From the neutral to the flexed posture, ADI increased an average of 2.5% in intact spines, 6.25% after a Jefferson fracture without TAL disruption, 34% after a TAL disruption without fracture, and 25% after TAL disruption with fracture. The increase in ADI was significant with both TAL disruption and TAL disruption and fracture (p < 0.005) but not in the other 2 conditions (p > 0.6). Changes in spinal canal area were not significant (p > 0.70).
This novel method was more sensitive than the rule of Spence for evaluating the integrity of the TAL on CT and does not increase the risk of further neurological damage.
Ali M. Elhadi, Samuel Kalb, Luis Perez-Orribo, Andrew S. Little, Robert F. Spetzler and Mark C. Preul

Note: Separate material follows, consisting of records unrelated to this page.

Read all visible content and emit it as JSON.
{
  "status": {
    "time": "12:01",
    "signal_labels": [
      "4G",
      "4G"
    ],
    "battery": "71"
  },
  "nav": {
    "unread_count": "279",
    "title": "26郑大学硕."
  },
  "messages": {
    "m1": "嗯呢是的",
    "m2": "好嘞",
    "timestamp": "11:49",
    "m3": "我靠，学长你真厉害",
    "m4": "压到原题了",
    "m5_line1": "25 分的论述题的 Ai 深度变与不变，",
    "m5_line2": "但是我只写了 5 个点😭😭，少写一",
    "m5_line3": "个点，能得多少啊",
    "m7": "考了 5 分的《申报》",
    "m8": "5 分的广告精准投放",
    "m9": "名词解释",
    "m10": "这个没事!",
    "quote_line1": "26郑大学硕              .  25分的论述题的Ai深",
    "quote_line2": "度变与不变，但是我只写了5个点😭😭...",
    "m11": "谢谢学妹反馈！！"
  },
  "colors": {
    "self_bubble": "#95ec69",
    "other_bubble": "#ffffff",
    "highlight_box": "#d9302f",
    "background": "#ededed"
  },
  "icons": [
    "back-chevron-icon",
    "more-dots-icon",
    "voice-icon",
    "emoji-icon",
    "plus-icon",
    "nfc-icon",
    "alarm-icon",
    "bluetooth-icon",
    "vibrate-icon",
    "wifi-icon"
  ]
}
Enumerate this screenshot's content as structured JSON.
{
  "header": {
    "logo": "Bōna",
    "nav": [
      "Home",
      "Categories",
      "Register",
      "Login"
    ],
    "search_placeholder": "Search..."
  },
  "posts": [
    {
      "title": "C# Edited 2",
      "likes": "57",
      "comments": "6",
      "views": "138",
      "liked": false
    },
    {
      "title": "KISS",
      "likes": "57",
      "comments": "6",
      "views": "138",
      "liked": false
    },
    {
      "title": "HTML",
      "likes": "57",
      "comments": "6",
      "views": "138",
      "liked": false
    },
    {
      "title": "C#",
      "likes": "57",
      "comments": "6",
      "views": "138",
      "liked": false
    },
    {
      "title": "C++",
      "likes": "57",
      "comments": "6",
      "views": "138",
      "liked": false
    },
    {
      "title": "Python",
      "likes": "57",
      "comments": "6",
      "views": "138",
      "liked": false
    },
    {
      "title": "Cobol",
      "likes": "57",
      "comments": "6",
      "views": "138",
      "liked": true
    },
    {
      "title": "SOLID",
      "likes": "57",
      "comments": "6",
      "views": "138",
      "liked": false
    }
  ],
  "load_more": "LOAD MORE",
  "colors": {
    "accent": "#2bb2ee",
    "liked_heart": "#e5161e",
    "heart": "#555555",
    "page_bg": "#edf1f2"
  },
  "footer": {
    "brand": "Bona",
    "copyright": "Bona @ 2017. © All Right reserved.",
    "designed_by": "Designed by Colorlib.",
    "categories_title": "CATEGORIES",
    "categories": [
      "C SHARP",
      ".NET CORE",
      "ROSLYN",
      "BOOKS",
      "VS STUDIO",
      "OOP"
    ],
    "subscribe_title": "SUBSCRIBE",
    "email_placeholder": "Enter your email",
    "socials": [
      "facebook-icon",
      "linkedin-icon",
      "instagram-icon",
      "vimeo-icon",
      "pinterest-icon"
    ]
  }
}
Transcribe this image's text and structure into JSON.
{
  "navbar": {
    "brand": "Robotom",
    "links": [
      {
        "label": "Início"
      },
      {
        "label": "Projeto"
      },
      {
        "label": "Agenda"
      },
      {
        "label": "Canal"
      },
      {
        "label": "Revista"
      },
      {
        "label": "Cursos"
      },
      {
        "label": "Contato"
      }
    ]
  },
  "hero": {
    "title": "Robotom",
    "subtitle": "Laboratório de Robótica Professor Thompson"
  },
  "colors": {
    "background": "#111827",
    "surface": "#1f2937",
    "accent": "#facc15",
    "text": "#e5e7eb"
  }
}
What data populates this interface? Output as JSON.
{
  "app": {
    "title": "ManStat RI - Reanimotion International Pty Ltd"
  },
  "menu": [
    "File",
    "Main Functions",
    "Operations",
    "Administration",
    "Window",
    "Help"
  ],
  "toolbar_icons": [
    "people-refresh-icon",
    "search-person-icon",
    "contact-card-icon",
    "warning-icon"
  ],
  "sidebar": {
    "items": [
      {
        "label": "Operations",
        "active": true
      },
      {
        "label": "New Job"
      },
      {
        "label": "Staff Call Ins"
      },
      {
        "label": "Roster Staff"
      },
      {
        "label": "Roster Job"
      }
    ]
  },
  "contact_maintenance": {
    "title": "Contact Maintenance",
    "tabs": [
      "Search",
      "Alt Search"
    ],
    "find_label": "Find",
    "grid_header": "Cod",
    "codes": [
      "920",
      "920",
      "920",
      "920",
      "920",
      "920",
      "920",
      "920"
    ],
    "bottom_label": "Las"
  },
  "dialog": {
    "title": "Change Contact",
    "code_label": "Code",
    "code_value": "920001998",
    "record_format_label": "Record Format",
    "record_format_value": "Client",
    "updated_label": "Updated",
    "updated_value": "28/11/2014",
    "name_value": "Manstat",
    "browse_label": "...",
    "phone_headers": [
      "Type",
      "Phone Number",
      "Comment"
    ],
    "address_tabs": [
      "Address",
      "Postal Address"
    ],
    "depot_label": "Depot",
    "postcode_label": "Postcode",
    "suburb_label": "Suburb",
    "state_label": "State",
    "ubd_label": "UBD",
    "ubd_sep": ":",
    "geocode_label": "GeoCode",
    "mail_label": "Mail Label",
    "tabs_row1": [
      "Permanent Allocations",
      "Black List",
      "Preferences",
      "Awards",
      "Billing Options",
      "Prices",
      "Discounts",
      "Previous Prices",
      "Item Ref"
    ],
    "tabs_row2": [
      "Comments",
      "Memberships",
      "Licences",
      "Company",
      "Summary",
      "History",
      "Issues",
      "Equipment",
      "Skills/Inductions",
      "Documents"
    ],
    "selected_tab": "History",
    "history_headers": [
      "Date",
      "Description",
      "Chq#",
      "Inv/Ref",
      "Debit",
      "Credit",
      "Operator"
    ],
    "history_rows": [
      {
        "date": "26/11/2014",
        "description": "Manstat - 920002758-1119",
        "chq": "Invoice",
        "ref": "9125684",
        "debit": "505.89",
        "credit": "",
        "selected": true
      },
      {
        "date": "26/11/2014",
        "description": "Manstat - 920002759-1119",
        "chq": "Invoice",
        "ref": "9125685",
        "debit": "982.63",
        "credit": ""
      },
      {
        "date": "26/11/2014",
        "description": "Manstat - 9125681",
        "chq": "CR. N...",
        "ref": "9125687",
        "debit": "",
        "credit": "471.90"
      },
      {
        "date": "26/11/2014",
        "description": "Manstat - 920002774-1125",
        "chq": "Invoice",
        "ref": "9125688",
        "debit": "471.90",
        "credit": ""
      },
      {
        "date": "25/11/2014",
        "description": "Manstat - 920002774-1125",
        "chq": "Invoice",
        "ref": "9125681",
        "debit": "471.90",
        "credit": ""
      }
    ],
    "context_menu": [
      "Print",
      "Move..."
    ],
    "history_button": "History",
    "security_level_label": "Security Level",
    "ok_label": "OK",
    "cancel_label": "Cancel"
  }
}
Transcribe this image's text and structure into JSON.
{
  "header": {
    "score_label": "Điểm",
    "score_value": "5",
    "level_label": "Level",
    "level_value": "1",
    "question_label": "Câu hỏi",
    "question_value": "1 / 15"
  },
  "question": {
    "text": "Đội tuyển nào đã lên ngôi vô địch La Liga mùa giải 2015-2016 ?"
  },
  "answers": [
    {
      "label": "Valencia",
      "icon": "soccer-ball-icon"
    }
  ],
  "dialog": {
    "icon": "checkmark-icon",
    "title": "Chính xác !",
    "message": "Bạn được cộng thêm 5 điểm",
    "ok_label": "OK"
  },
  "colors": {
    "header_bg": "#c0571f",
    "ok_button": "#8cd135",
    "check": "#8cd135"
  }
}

The field of anatomy, one of the most ancient sciences, first evolved in Egypt. From the Early Dynastic Period (3100 bc) until the time of Galen at the end of the 2nd century ad, Egypt was the center of anatomical knowledge, including neuroanatomy. Knowledge of neuroanatomy first became important so that sacred rituals could be performed by ancient Egyptian embalmers during mummification procedures. Later, neuroanatomy became a science to be studied by wise men at the ancient temple of Memphis. As religious conflicts developed, the study of the human body became restricted. Myths started to replace scientific research, squelching further exploration of the human body until Alexander the Great founded the city of Alexandria. This period witnessed a revolution in the study of anatomy and functional anatomy. Herophilus of Chalcedon, Erasistratus of Chios, Rufus of Ephesus, and Galen of Pergamon were prominent physicians who studied at the medical school of Alexandria and contributed greatly to knowledge about the anatomy of the skull base. After the Royal Library of Alexandria was burned and laws were passed prohibiting human dissections based on religious and cultural factors, knowledge of human skull base anatomy plateaued for almost 1500 years. In this article the authors consider the beginning of this journey, from the earliest descriptions of skull base anatomy to the establishment of basic skull base anatomy in ancient Egypt.